---------- EXTRACTED ENTRIES

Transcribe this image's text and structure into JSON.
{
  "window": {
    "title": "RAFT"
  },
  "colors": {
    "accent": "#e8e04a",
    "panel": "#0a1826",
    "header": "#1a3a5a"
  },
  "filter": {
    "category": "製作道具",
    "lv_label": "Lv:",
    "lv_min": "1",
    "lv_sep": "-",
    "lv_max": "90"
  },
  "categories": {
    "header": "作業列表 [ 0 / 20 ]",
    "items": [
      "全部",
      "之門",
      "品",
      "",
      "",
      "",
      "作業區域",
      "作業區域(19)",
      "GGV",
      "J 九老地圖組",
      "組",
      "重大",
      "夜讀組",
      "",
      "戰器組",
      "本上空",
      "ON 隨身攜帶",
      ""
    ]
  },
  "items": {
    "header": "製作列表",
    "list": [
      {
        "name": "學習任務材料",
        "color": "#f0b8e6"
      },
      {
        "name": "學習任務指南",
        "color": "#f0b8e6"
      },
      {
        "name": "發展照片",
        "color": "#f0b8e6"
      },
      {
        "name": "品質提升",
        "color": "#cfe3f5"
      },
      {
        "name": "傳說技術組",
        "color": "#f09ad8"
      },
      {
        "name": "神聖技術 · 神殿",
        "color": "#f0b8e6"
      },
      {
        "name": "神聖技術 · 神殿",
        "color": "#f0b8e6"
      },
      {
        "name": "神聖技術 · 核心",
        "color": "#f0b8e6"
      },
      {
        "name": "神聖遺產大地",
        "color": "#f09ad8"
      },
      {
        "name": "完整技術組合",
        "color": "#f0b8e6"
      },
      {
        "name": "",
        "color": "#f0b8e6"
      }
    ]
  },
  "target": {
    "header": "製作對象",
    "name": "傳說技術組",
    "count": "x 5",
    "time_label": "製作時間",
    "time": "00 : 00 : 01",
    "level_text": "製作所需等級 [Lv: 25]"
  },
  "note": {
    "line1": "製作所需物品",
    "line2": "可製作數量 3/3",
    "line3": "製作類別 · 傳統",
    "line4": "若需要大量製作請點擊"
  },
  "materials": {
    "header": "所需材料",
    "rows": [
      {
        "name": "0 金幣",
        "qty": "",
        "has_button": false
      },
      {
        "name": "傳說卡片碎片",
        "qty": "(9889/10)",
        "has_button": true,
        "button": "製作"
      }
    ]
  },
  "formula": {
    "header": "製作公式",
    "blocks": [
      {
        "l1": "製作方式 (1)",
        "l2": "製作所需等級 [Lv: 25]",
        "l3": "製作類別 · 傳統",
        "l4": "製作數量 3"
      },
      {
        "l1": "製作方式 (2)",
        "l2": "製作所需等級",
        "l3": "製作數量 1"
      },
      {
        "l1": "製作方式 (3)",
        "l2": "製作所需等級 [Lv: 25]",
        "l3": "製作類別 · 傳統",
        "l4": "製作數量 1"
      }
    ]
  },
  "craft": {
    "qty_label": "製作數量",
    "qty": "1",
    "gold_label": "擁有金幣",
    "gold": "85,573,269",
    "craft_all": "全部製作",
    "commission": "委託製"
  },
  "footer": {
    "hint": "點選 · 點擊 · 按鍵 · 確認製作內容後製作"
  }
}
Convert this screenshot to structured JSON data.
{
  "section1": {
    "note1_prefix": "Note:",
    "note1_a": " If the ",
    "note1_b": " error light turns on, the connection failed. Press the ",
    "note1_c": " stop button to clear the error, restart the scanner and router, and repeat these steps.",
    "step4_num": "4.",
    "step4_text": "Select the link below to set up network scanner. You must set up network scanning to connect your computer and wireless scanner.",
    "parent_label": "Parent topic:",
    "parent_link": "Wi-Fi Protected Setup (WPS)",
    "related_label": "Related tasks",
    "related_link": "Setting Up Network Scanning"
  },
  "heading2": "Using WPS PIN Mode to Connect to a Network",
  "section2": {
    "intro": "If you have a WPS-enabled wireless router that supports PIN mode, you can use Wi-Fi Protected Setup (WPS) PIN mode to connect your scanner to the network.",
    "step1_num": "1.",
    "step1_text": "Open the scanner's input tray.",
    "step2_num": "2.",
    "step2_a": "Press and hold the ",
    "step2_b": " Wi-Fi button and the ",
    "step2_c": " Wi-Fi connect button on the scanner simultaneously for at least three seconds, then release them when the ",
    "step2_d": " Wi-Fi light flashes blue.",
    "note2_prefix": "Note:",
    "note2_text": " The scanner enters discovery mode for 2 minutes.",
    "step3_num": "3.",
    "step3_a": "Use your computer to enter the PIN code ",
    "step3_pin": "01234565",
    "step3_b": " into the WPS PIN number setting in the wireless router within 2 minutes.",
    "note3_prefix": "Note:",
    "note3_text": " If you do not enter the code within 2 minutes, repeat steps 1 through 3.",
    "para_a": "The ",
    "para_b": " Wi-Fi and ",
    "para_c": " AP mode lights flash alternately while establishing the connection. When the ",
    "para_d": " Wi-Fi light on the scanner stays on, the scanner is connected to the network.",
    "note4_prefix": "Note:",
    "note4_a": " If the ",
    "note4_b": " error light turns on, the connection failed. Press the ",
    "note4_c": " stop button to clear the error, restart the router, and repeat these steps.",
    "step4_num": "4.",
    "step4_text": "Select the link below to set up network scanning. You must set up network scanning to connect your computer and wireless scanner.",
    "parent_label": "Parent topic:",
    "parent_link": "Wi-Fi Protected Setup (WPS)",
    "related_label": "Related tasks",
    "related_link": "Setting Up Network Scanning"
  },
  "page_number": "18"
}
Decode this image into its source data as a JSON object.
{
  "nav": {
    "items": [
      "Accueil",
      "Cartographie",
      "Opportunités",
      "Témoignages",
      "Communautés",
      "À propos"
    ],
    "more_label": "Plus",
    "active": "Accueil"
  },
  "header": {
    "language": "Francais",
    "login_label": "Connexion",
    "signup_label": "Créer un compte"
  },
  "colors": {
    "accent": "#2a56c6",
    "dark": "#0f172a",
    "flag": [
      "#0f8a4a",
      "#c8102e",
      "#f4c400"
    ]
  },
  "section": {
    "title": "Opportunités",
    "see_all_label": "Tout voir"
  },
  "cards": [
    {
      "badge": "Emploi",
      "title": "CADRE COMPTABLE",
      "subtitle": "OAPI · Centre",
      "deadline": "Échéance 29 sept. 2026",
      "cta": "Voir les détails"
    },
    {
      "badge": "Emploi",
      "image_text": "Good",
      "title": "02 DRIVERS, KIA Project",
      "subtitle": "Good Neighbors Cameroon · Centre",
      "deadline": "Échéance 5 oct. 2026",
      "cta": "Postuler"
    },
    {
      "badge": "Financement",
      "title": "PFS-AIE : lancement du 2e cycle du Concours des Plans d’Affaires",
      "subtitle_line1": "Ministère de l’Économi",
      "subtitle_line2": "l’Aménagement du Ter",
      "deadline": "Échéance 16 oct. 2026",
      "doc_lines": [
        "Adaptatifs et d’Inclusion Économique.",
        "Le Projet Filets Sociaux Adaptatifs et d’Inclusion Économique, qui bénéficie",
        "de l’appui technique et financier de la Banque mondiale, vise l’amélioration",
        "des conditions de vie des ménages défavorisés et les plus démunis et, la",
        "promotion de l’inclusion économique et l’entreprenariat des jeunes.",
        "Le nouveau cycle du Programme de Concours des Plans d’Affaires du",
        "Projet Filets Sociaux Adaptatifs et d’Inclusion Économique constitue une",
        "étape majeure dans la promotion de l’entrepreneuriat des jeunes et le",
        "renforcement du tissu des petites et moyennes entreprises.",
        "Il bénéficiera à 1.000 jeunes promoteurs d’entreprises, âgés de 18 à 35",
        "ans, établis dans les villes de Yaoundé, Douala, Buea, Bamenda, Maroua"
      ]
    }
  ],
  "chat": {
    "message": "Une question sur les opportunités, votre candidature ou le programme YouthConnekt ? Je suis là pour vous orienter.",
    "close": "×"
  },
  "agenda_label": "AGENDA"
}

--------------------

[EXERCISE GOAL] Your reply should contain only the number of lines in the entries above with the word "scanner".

[RESULT] 8